Though all of these pieces have a grim undercurrent, there's also dark whimsy and humor to be found in them. Kabaree, for instance, features adults indulging in drink, smoke, dance, music and lewd entertainment (dancers in sheer dresses and outright topless women), but tucked away in the left corner is a multi-breasted fountain pouring milk to children while elsewhere another baby is seen hidden under a table being breastfed while his mother simultaneously drinks.
Behind the fountain's milk streams there's also something else unusual; a passed out man who doesn't appear to fit in with the rest of the crowd. While the other male cabaret guests are clean-cut, short-haired, shaven and well-dressed bourgeoisie types, this guy has long hair and a beard, plain clothes, is the only unconscious person in the entire piece and appears to represent something else entirely. It could be he's meant to remind us of a certain famous religious figure who's asleep on the job while everyone else is busy sinning it up. Perhaps he's already tried to reach them but has since just given up. Or this figure could well represent the working class out of their element or perhaps stunned into submission by the decadence or lack of morality of a ruling / upper class that generally sticks its nose up at his type. I'm not so sure but it's all interesting to think about.
Right from the beginning it's obvious just how much care went into doing the original artist's work justice. There are exact replicas of nearly all of the characters found in each of the engravings; the cabaret dancers, the musicians, the old couple sitting at the edge of the bar, the tiny man lost in his dance partner's generous cleavage...; all meticulously-drawn (mostly using cross hatching) to match Wiiralt's characters. However, highlighted most of all at the beginning are a thin, older violin player and a nude, more menacing-looking bald man playing a horn while fire wisps around him. Of course these figures are meant to represent the good and the evil of the scenario. There's nothing wrong with having a good time and enjoying yourself... but there are limitations to that, right? Yet the insatiable cabaret patrons don't know the meaning of moderation and work themselves into exhausted lumps on the floor before all is said and done.
As opposed to the "start-stop-insert title for next story" format other anthology-style films employ, this one uses a slicker overlap between stories, with all three of the art pieces being blended into a cohesive whole. The Preacher from Jutlustaja turns up in the cabaret and attempts to silence the horn-playing demon man (who's been carried over from the Põrgu piece himself), but it's only temporary and he starts up yet again, energizing the patrons. However, the gun-nosed robots from Põrgu then appear and start shooting everyone in sight and the people start transforming into some of the nightmare figures seen in the Põrgu engraving. Characters are ripped apart by tentacles, turned into trees and animals and heads explode into mushroom clouds.

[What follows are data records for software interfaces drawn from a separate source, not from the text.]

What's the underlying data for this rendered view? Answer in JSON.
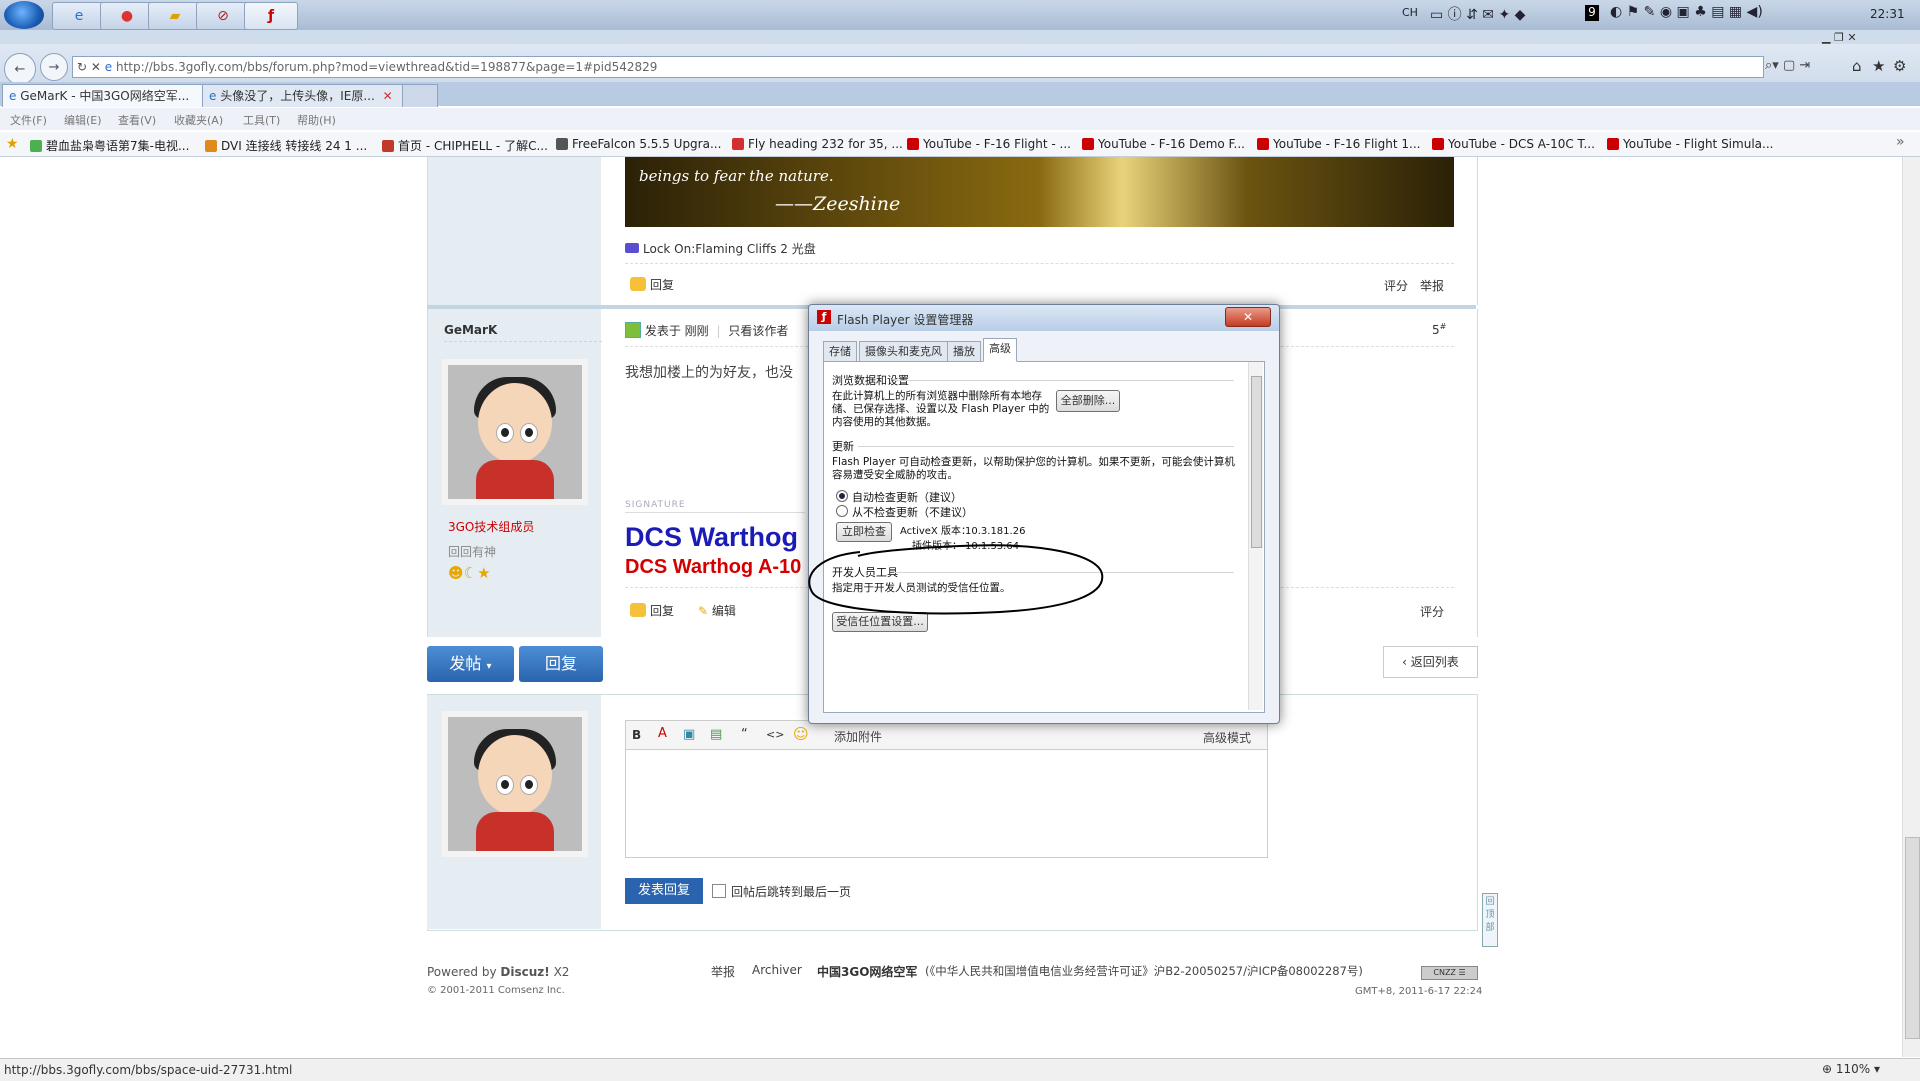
{
  "taskbar": {
    "time": "22:31",
    "lang": "CH",
    "tray_number": "9"
  },
  "browser": {
    "url": "http://bbs.3gofly.com/bbs/forum.php?mod=viewthread&tid=198877&page=1#pid542829",
    "tabs": [
      {
        "label": "GeMarK - 中国3GO网络空军..."
      },
      {
        "label": "头像没了，上传头像，IE原..."
      }
    ],
    "menu": [
      "文件(F)",
      "编辑(E)",
      "查看(V)",
      "收藏夹(A)",
      "工具(T)",
      "帮助(H)"
    ],
    "favorites": [
      {
        "label": "碧血盐枭粤语第7集-电视...",
        "color": "#4caf50"
      },
      {
        "label": "DVI 连接线 转接线 24 1 ...",
        "color": "#e08a1e"
      },
      {
        "label": "首页 - CHIPHELL - 了解C...",
        "color": "#c0392b"
      },
      {
        "label": "FreeFalcon 5.5.5 Upgra...",
        "color": "#555555"
      },
      {
        "label": "Fly heading 232 for 35, ...",
        "color": "#d32f2f"
      },
      {
        "label": "YouTube - F-16 Flight - ...",
        "color": "#cc0000"
      },
      {
        "label": "YouTube - F-16 Demo F...",
        "color": "#cc0000"
      },
      {
        "label": "YouTube - F-16 Flight 1...",
        "color": "#cc0000"
      },
      {
        "label": "YouTube - DCS A-10C T...",
        "color": "#cc0000"
      },
      {
        "label": "YouTube - Flight Simula...",
        "color": "#cc0000"
      }
    ]
  },
  "post_prev": {
    "banner_line1": "beings to fear the nature.",
    "banner_line2": "——Zeeshine",
    "link_label": "Lock On:Flaming Cliffs 2 光盘",
    "reply": "回复",
    "rate": "评分",
    "report": "举报"
  },
  "post": {
    "author": "GeMarK",
    "posted": "发表于 刚刚",
    "only_author": "只看该作者",
    "floor": "5",
    "floor_sup": "#",
    "body": "我想加楼上的为好友，也没",
    "role": "3GO技术组成员",
    "rank": "回回有神",
    "signature_label": "SIGNATURE",
    "sig_big": "DCS Warthog",
    "sig_red": "DCS Warthog A-10",
    "reply": "回复",
    "edit": "编辑",
    "rate": "评分"
  },
  "actions": {
    "new_post": "发帖",
    "reply": "回复",
    "back_to_list": "返回列表"
  },
  "editor": {
    "toolbar": [
      "B",
      "A",
      "▣",
      "▤",
      "“",
      "<>",
      "☺"
    ],
    "attach": "添加附件",
    "advanced": "高级模式",
    "submit": "发表回复",
    "jump_last": "回帖后跳转到最后一页"
  },
  "footer": {
    "powered": "Powered by",
    "brand": "Discuz!",
    "version": "X2",
    "copyright": "© 2001-2011 Comsenz Inc.",
    "links": [
      "举报",
      "Archiver"
    ],
    "site": "中国3GO网络空军",
    "license": "(《中华人民共和国增值电信业务经营许可证》沪B2-20050257/沪ICP备08002287号)",
    "time": "GMT+8, 2011-6-17 22:24"
  },
  "dialog": {
    "title": "Flash Player 设置管理器",
    "close": "✕",
    "tabs": [
      "存储",
      "摄像头和麦克风",
      "播放",
      "高级"
    ],
    "browse_section": "浏览数据和设置",
    "browse_text": "在此计算机上的所有浏览器中删除所有本地存储、已保存选择、设置以及 Flash Player 中的内容使用的其他数据。",
    "delete_all": "全部删除...",
    "update_section": "更新",
    "update_text": "Flash Player 可自动检查更新，以帮助保护您的计算机。如果不更新，可能会使计算机容易遭受安全威胁的攻击。",
    "auto_update": "自动检查更新（建议）",
    "no_update": "从不检查更新（不建议）",
    "check_now": "立即检查",
    "activex_label": "ActiveX 版本：",
    "activex_version": "10.3.181.26",
    "plugin_label": "插件版本：",
    "plugin_version": "10.1.53.64",
    "dev_section": "开发人员工具",
    "dev_text": "指定用于开发人员测试的受信任位置。",
    "trusted_btn": "受信任位置设置..."
  },
  "status": {
    "url": "http://bbs.3gofly.com/bbs/space-uid-27731.html",
    "zoom": "110%"
  }
}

Reading up a bit about Estonian history, both where it was when the original engravings were made (in the midst of the Great Depression during a transitional period between major wars and various occupations and the region on the verge of the Era of Silence) and where it was when this animated adaptation was made (declining standards of living under long Soviet occupation) certainly sheds some light on the proceedings. Estonia's long battle toward independence was finally won in the early 90s when the former ESSR (Estonian Soviet Socialist Republic) became The Republic of Estonia. Though Estonian through and through, this is technically still considered a Soviet film because of when it was made.
This won numerous awards at various film festivals, including top honors at the Annecy International Animated Film Festival. There was a 2011 DVD release through Tallinnfilm, who've paired it with two other Raamat shorts: Kilplased / "The Simpletons" (1974) and Suur Tõll / Tyll the Giant (1980). It's also easy to find on Youtube and no subtitles are needed aside from the opening title cards and the brief introduction as there's otherwise no dialogue.